Web page and app entries:
■ ■ ■
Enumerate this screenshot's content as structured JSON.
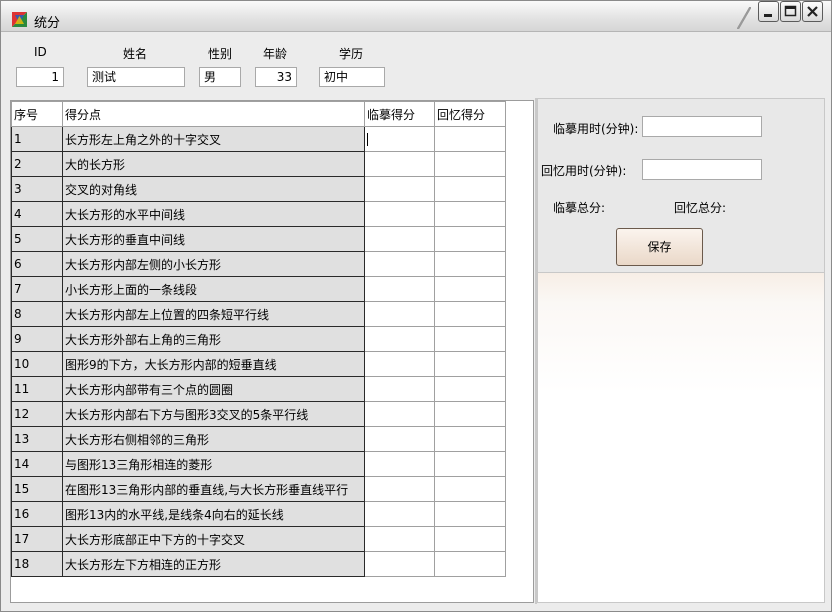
{
  "window": {
    "title": "统分"
  },
  "header": {
    "labels": {
      "id": "ID",
      "name": "姓名",
      "gender": "性别",
      "age": "年龄",
      "education": "学历"
    },
    "values": {
      "id": "1",
      "name": "测试",
      "gender": "男",
      "age": "33",
      "education": "初中"
    }
  },
  "grid": {
    "columns": [
      "序号",
      "得分点",
      "临摹得分",
      "回忆得分"
    ],
    "rows": [
      {
        "no": "1",
        "point": "长方形左上角之外的十字交叉"
      },
      {
        "no": "2",
        "point": "大的长方形"
      },
      {
        "no": "3",
        "point": "交叉的对角线"
      },
      {
        "no": "4",
        "point": "大长方形的水平中间线"
      },
      {
        "no": "5",
        "point": "大长方形的垂直中间线"
      },
      {
        "no": "6",
        "point": "大长方形内部左侧的小长方形"
      },
      {
        "no": "7",
        "point": "小长方形上面的一条线段"
      },
      {
        "no": "8",
        "point": "大长方形内部左上位置的四条短平行线"
      },
      {
        "no": "9",
        "point": "大长方形外部右上角的三角形"
      },
      {
        "no": "10",
        "point": "图形9的下方，大长方形内部的短垂直线"
      },
      {
        "no": "11",
        "point": "大长方形内部带有三个点的圆圈"
      },
      {
        "no": "12",
        "point": "大长方形内部右下方与图形3交叉的5条平行线"
      },
      {
        "no": "13",
        "point": "大长方形右侧相邻的三角形"
      },
      {
        "no": "14",
        "point": "与图形13三角形相连的菱形"
      },
      {
        "no": "15",
        "point": "在图形13三角形内部的垂直线,与大长方形垂直线平行"
      },
      {
        "no": "16",
        "point": "图形13内的水平线,是线条4向右的延长线"
      },
      {
        "no": "17",
        "point": "大长方形底部正中下方的十字交叉"
      },
      {
        "no": "18",
        "point": "大长方形左下方相连的正方形"
      }
    ]
  },
  "panel": {
    "copy_time_label": "临摹用时(分钟):",
    "recall_time_label": "回忆用时(分钟):",
    "copy_total_label": "临摹总分:",
    "recall_total_label": "回忆总分:",
    "save_label": "保存"
  }
}
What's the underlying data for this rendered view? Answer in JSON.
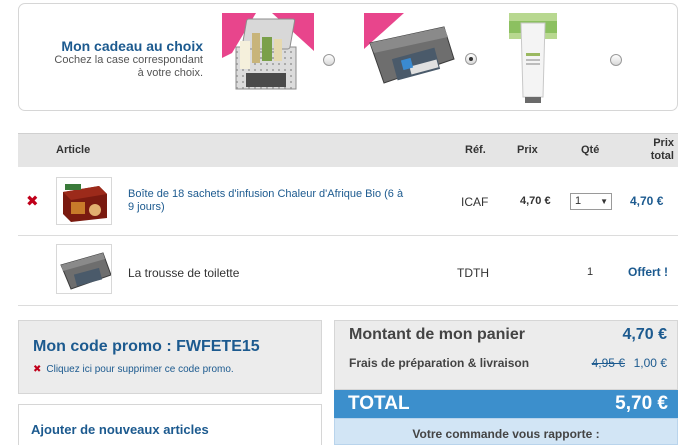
{
  "gift": {
    "title": "Mon cadeau au choix",
    "subtitle_line1": "Cochez la case correspondant",
    "subtitle_line2": "à votre choix.",
    "selected_index": 1
  },
  "cart": {
    "headers": {
      "article": "Article",
      "ref": "Réf.",
      "price": "Prix",
      "qty": "Qté",
      "total_line1": "Prix",
      "total_line2": "total"
    },
    "items": [
      {
        "name_line1": "Boîte de 18 sachets d'infusion Chaleur d'Afrique Bio (6 à",
        "name_line2": "9 jours)",
        "ref": "ICAF",
        "price": "4,70 €",
        "qty": "1",
        "total": "4,70 €"
      },
      {
        "name": "La trousse de toilette",
        "ref": "TDTH",
        "qty": "1",
        "total": "Offert !"
      }
    ]
  },
  "promo": {
    "title": "Mon code promo : FWFETE15",
    "remove_label": "Cliquez ici pour supprimer ce code promo."
  },
  "add_articles": {
    "title": "Ajouter de nouveaux articles"
  },
  "summary": {
    "subtotal_label": "Montant de mon panier",
    "subtotal_value": "4,70 €",
    "shipping_label": "Frais de préparation & livraison",
    "shipping_old": "4,95 €",
    "shipping_new": "1,00 €",
    "total_label": "TOTAL",
    "total_value": "5,70 €",
    "rewards_label": "Votre commande vous rapporte :"
  },
  "colors": {
    "brand_blue": "#1c5a8f",
    "total_bar": "#3c8fcc",
    "remove_red": "#c0001a"
  }
}
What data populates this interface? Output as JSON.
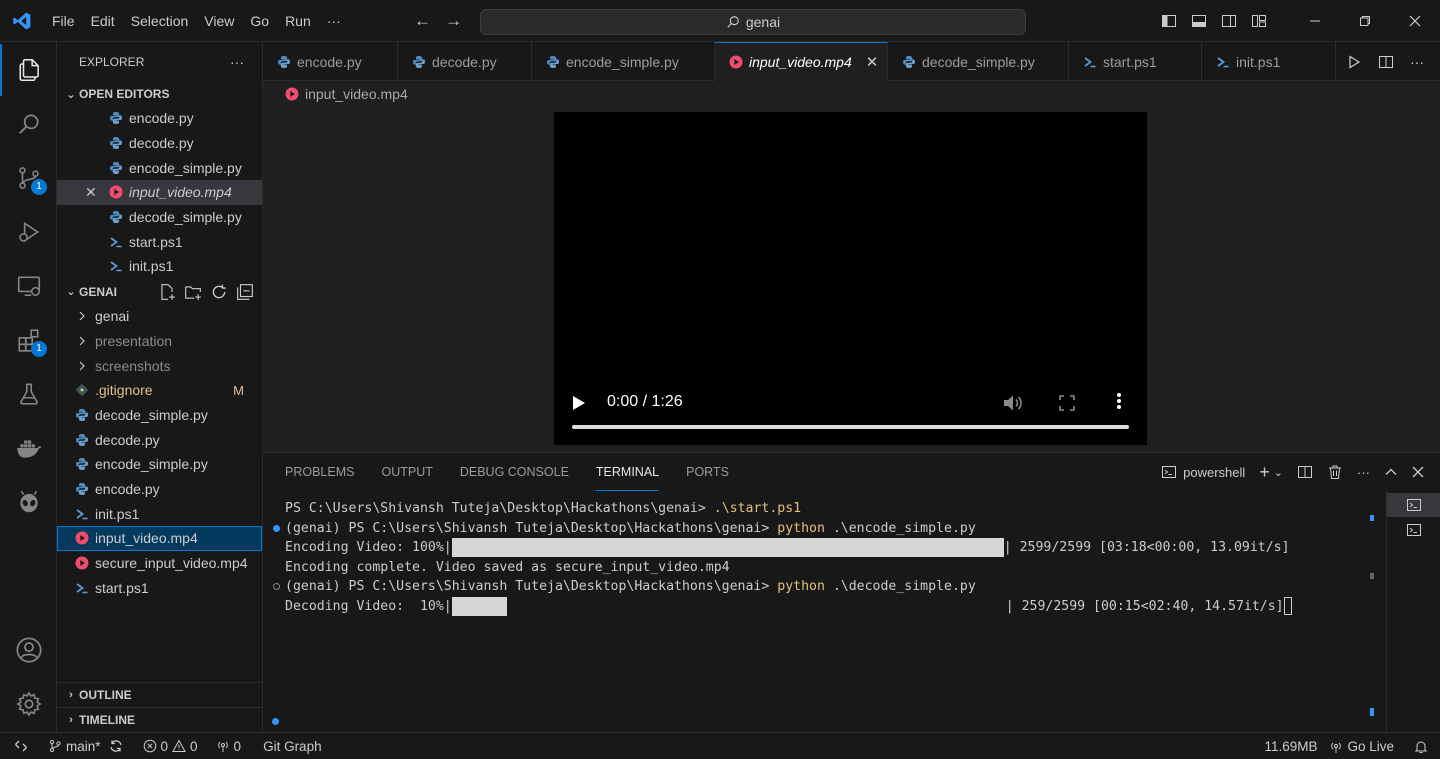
{
  "titlebar": {
    "menu": [
      "File",
      "Edit",
      "Selection",
      "View",
      "Go",
      "Run",
      "···"
    ],
    "search_text": "genai"
  },
  "activity": {
    "scm_badge": "1",
    "extensions_badge": "1"
  },
  "sidebar": {
    "title": "EXPLORER",
    "more": "···",
    "open_editors_label": "OPEN EDITORS",
    "open_editors": [
      {
        "name": "encode.py",
        "icon": "python-icon"
      },
      {
        "name": "decode.py",
        "icon": "python-icon"
      },
      {
        "name": "encode_simple.py",
        "icon": "python-icon"
      },
      {
        "name": "input_video.mp4",
        "icon": "video-icon"
      },
      {
        "name": "decode_simple.py",
        "icon": "python-icon"
      },
      {
        "name": "start.ps1",
        "icon": "powershell-icon"
      },
      {
        "name": "init.ps1",
        "icon": "powershell-icon"
      }
    ],
    "workspace_label": "GENAI",
    "files": [
      {
        "name": "genai",
        "type": "folder"
      },
      {
        "name": "presentation",
        "type": "folder"
      },
      {
        "name": "screenshots",
        "type": "folder"
      },
      {
        "name": ".gitignore",
        "type": "git",
        "badge": "M"
      },
      {
        "name": "decode_simple.py",
        "type": "python"
      },
      {
        "name": "decode.py",
        "type": "python"
      },
      {
        "name": "encode_simple.py",
        "type": "python"
      },
      {
        "name": "encode.py",
        "type": "python"
      },
      {
        "name": "init.ps1",
        "type": "powershell"
      },
      {
        "name": "input_video.mp4",
        "type": "video"
      },
      {
        "name": "secure_input_video.mp4",
        "type": "video"
      },
      {
        "name": "start.ps1",
        "type": "powershell"
      }
    ],
    "outline_label": "OUTLINE",
    "timeline_label": "TIMELINE"
  },
  "tabs": [
    {
      "label": "encode.py",
      "icon": "python-icon"
    },
    {
      "label": "decode.py",
      "icon": "python-icon"
    },
    {
      "label": "encode_simple.py",
      "icon": "python-icon"
    },
    {
      "label": "input_video.mp4",
      "icon": "video-icon",
      "active": true
    },
    {
      "label": "decode_simple.py",
      "icon": "python-icon"
    },
    {
      "label": "start.ps1",
      "icon": "powershell-icon"
    },
    {
      "label": "init.ps1",
      "icon": "powershell-icon"
    }
  ],
  "breadcrumb": "input_video.mp4",
  "video": {
    "time": "0:00 / 1:26",
    "progress": 0
  },
  "panel": {
    "tabs": [
      "PROBLEMS",
      "OUTPUT",
      "DEBUG CONSOLE",
      "TERMINAL",
      "PORTS"
    ],
    "active_tab": "TERMINAL",
    "shell_label": "powershell",
    "terminal": {
      "line1_prompt": "PS C:\\Users\\Shivansh Tuteja\\Desktop\\Hackathons\\genai> ",
      "line1_cmd": ".\\start.ps1",
      "line2_prompt": "(genai) PS C:\\Users\\Shivansh Tuteja\\Desktop\\Hackathons\\genai> ",
      "line2_cmd_a": "python",
      "line2_cmd_b": " .\\encode_simple.py",
      "line3_label": "Encoding Video: 100%|",
      "line3_progress": 1.0,
      "line3_stats": "| 2599/2599 [03:18<00:00, 13.09it/s]",
      "line4": "Encoding complete. Video saved as secure_input_video.mp4",
      "line5_prompt": "(genai) PS C:\\Users\\Shivansh Tuteja\\Desktop\\Hackathons\\genai> ",
      "line5_cmd_a": "python",
      "line5_cmd_b": " .\\decode_simple.py",
      "line6_label": "Decoding Video:  10%|",
      "line6_progress": 0.1,
      "line6_stats": "| 259/2599 [00:15<02:40, 14.57it/s]"
    }
  },
  "statusbar": {
    "branch": "main*",
    "errors": "0",
    "warnings": "0",
    "ports": "0",
    "git_graph": "Git Graph",
    "memory": "11.69MB",
    "go_live": "Go Live"
  },
  "colors": {
    "accent": "#0078d4",
    "python": "#4b8bbe",
    "video": "#f14c6e",
    "powershell": "#5b9bd5",
    "git_modified": "#e2c08d",
    "terminal_yellow": "#e5c07b"
  }
}
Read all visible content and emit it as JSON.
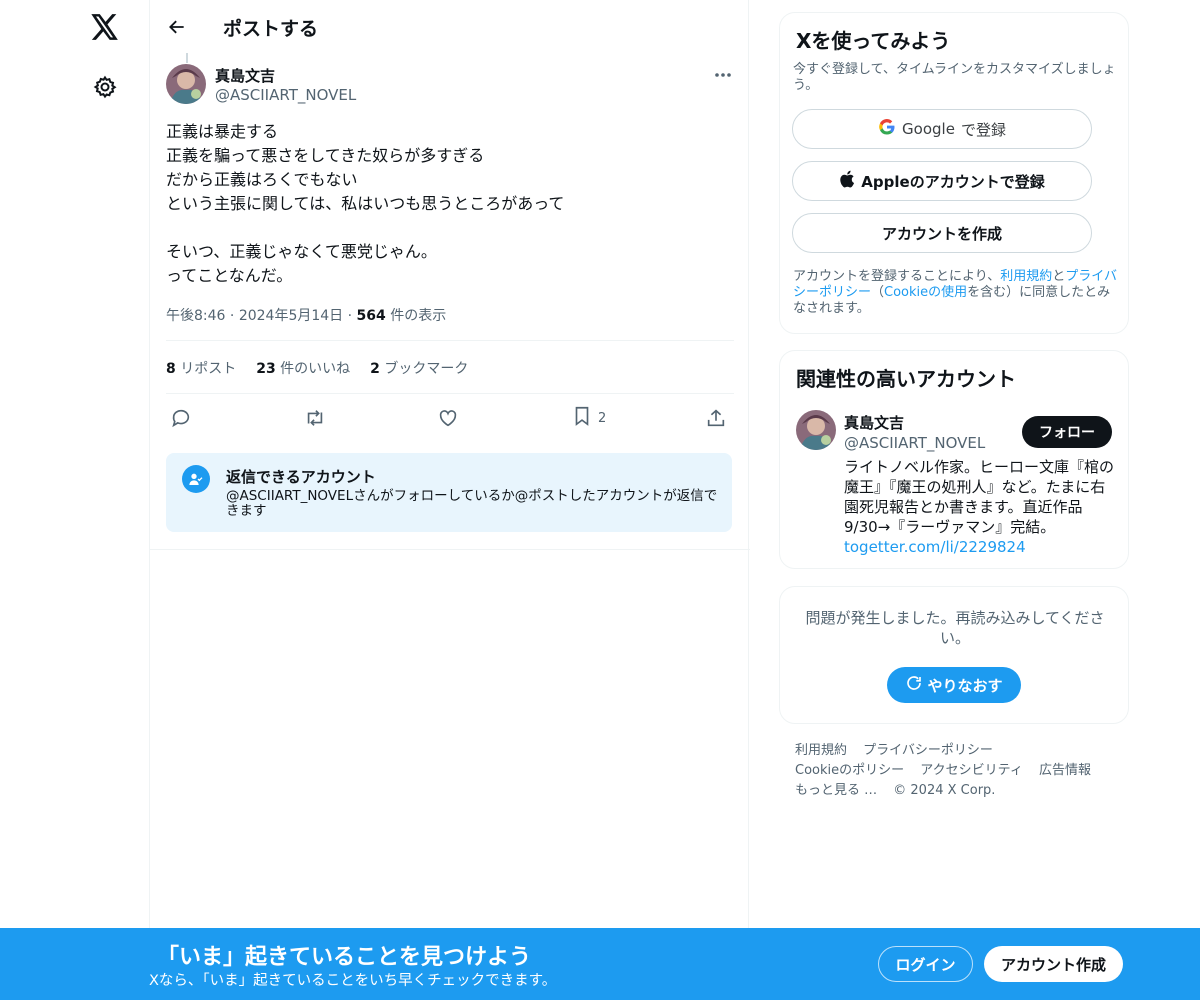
{
  "header": {
    "title": "ポストする"
  },
  "post": {
    "author_name": "真島文吉",
    "author_handle": "@ASCIIART_NOVEL",
    "lines": [
      "正義は暴走する",
      "正義を騙って悪さをしてきた奴らが多すぎる",
      "だから正義はろくでもない",
      "という主張に関しては、私はいつも思うところがあって",
      "",
      "そいつ、正義じゃなくて悪党じゃん。",
      "ってことなんだ。"
    ],
    "time": "午後8:46",
    "date": "2024年5月14日",
    "views_count": "564",
    "views_label": "件の表示",
    "reposts_count": "8",
    "reposts_label": "リポスト",
    "likes_count": "23",
    "likes_label": "件のいいね",
    "bookmarks_count": "2",
    "bookmarks_label": "ブックマーク",
    "bookmark_action_count": "2"
  },
  "reply_restriction": {
    "title": "返信できるアカウント",
    "description": "@ASCIIART_NOVELさんがフォローしているか@ポストしたアカウントが返信できます"
  },
  "signup": {
    "title": "Xを使ってみよう",
    "subtitle": "今すぐ登録して、タイムラインをカスタマイズしましょう。",
    "google_brand": "Google",
    "google_suffix": "で登録",
    "apple_label": "Appleのアカウントで登録",
    "create_label": "アカウントを作成",
    "terms_prefix": "アカウントを登録することにより、",
    "terms_link": "利用規約",
    "terms_and": "と",
    "privacy_link": "プライバシーポリシー",
    "terms_paren_open": "（",
    "cookie_link": "Cookieの使用",
    "terms_suffix": "を含む）に同意したとみなされます。"
  },
  "related": {
    "title": "関連性の高いアカウント",
    "name": "真島文吉",
    "handle": "@ASCIIART_NOVEL",
    "follow_label": "フォロー",
    "bio": "ライトノベル作家。ヒーロー文庫『棺の魔王』『魔王の処刑人』など。たまに右園死児報告とか書きます。直近作品9/30→『ラーヴァマン』完結。",
    "link": "togetter.com/li/2229824"
  },
  "error_card": {
    "message": "問題が発生しました。再読み込みしてください。",
    "retry_label": "やりなおす"
  },
  "footer": {
    "terms": "利用規約",
    "privacy": "プライバシーポリシー",
    "cookie": "Cookieのポリシー",
    "accessibility": "アクセシビリティ",
    "ads": "広告情報",
    "more": "もっと見る …",
    "copyright": "© 2024 X Corp."
  },
  "banner": {
    "title": "「いま」起きていることを見つけよう",
    "subtitle": "Xなら、「いま」起きていることをいち早くチェックできます。",
    "login_label": "ログイン",
    "create_label": "アカウント作成"
  },
  "colors": {
    "accent": "#1d9bf0",
    "text": "#0f1419",
    "muted": "#536471",
    "border": "#eff3f4"
  },
  "icons": [
    "x-logo-icon",
    "gear-icon",
    "back-arrow-icon",
    "more-icon",
    "reply-icon",
    "repost-icon",
    "like-icon",
    "bookmark-icon",
    "share-icon",
    "person-check-icon",
    "google-icon",
    "apple-icon",
    "refresh-icon"
  ]
}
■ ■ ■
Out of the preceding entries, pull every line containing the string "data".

_SOLUTION BELOW_.
What's the underlying data for this rendered view? Answer in JSON.
What data populates this interface? Output as JSON.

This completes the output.